Below are pictures of the Church of the Sacrament (17th century Baroque style), changed to Military Cathedral of Spain in 1980 and the seat of the Military Archbishop of Spain. Above is Plaza de la Villa, one of the oldest squares in Madrid, dating back to the Middle Ages.
Above and below are the Trifuno Gardens with Monument to the Virgin Dinner was 10 tapas (Spanish starters) for 10 euros (about 12 US dollars)!! And the above starters were included with the drinks! AWESOME!!! Views walking toward our hotel.
A very enjoyable day!
Today we began with mass at the Cathedral of Granada, built with Spanish Renaissance and Baroque designs. Foundations were started in 1518, but took 181 years to be built. So beautiful, huge and elaborate! We then walked around the streets of Granada on our way to Alhambra. Below is the arch to Alcaiceria, the Ancient Arabic Marketplace near the cathedral. Above is Puerta de Elvira, moorish archway.
Then we began our tour of Alhambra, a huge complex originally constructed as a small fortress in 889 AD. Rebuilt in the 13th century into the current palace with walls. Alhambra became a Royal court and Christian palace in 1492, when the Catholic monarchs, Ferdinand and Isabella conquered the city of Granada for Spain. It is now a major tourist attraction, largest Moorish palace in Europe and a UNESCO World Heritage site.
The Nazari Palaces are the Royal Complex of large courtyards, rooms and gardens, used for business, administration, and the Harem for wives and mistresses of the Berber monarchs.

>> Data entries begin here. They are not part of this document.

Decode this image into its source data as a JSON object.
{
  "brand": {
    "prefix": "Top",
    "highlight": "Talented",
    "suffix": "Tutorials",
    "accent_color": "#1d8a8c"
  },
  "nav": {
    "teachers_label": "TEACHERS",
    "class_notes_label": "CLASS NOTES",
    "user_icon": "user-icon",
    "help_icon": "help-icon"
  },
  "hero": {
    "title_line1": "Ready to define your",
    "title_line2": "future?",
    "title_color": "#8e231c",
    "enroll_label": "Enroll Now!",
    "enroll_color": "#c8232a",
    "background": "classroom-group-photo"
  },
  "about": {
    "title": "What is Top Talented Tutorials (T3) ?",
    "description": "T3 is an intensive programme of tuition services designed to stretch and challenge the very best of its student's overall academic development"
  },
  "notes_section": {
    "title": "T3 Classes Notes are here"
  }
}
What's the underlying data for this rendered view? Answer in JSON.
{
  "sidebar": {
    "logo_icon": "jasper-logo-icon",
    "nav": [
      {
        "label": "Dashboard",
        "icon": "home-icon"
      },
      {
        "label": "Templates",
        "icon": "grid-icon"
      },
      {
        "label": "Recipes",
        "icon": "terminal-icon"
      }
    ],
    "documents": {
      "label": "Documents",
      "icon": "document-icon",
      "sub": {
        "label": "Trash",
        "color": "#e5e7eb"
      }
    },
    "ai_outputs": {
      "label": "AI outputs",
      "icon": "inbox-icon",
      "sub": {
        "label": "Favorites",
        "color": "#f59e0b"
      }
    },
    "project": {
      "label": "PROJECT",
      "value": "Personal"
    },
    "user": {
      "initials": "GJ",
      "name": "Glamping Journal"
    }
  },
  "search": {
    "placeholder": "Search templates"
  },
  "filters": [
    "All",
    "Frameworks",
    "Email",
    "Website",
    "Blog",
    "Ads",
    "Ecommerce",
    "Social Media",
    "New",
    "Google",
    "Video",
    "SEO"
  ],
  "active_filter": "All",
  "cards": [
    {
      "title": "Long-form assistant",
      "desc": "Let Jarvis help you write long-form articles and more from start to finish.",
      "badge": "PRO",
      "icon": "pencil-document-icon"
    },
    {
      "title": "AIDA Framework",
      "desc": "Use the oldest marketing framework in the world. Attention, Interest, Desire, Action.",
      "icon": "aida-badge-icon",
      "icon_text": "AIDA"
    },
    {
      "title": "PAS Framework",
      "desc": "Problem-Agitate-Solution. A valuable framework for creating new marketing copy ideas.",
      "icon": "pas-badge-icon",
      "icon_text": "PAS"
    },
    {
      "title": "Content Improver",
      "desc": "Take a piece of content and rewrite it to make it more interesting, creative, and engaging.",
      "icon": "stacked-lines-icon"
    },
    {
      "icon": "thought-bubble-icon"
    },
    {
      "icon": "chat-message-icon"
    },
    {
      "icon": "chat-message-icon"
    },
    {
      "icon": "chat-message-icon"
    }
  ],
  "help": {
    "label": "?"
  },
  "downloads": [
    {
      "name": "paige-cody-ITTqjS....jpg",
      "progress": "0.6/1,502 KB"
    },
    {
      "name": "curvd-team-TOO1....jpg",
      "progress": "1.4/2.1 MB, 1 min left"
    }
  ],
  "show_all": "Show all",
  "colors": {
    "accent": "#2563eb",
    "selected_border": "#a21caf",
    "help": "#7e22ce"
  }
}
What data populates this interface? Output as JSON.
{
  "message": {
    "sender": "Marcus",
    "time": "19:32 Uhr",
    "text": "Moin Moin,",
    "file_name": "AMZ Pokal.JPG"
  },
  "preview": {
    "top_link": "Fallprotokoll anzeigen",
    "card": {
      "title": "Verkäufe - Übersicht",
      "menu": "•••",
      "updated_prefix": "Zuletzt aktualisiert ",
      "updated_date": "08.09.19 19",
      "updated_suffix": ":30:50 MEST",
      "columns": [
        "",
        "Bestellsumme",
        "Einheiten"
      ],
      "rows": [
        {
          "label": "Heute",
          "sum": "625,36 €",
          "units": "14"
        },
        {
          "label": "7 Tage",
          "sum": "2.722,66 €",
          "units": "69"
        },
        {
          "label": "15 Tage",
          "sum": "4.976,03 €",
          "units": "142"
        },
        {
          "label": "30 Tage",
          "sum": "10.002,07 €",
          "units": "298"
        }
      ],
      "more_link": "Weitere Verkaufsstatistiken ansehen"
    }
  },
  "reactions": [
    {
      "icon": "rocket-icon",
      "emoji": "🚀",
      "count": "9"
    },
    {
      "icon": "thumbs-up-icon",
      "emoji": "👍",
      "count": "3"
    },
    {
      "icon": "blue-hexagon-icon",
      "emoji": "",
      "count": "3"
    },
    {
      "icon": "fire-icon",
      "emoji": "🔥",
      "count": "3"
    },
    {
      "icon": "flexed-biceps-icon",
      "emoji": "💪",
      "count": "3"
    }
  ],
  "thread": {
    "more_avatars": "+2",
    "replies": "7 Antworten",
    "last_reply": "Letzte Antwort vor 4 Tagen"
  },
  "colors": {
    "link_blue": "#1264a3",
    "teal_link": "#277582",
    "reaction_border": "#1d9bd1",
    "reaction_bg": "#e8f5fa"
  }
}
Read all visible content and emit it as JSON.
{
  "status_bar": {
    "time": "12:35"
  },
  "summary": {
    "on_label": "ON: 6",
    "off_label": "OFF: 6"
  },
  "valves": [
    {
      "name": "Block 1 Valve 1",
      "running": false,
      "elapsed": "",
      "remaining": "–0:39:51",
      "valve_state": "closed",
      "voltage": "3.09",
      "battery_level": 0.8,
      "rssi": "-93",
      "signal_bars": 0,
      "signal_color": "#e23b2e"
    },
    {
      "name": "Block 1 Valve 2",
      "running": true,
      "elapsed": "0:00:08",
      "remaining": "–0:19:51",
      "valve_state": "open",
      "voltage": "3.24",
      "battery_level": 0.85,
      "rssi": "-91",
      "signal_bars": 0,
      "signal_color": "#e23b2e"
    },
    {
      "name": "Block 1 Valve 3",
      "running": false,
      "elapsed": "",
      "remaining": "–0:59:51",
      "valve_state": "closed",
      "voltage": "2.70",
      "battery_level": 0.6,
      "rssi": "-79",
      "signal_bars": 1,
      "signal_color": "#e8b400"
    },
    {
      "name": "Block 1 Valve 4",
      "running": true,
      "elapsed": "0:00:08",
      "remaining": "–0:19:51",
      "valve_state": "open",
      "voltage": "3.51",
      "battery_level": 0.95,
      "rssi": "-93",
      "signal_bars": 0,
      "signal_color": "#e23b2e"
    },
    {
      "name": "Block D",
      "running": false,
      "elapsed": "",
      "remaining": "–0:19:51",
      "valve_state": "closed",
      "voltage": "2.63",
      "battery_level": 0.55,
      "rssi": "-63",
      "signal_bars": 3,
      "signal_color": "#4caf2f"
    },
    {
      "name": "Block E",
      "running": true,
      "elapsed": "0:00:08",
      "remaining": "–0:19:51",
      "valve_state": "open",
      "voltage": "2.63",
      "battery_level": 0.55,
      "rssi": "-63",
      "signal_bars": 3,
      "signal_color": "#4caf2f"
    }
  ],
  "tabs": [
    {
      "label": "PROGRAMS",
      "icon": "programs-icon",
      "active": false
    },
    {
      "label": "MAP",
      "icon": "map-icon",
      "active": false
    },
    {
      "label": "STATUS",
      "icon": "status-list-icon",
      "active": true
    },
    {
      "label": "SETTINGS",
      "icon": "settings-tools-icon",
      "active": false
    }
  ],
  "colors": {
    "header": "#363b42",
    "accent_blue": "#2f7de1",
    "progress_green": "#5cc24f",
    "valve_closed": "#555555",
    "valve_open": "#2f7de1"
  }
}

Beautiful scrolls, intricate woodwork, mosaics, and detailed interior walls.
Below are the Court of the Lions and Fountain of Lions, where each hour, 1 white marble lion out of the 12 would produce water from its mouth, an ingenious hydraulic system for their time. The white marble was to represent strength, power and sovereignty. Next, Hall of the Kings. Back to walking more of the complex to the Gardens! At the end of this wonderful day, we splurged when we found a place with margaritas!!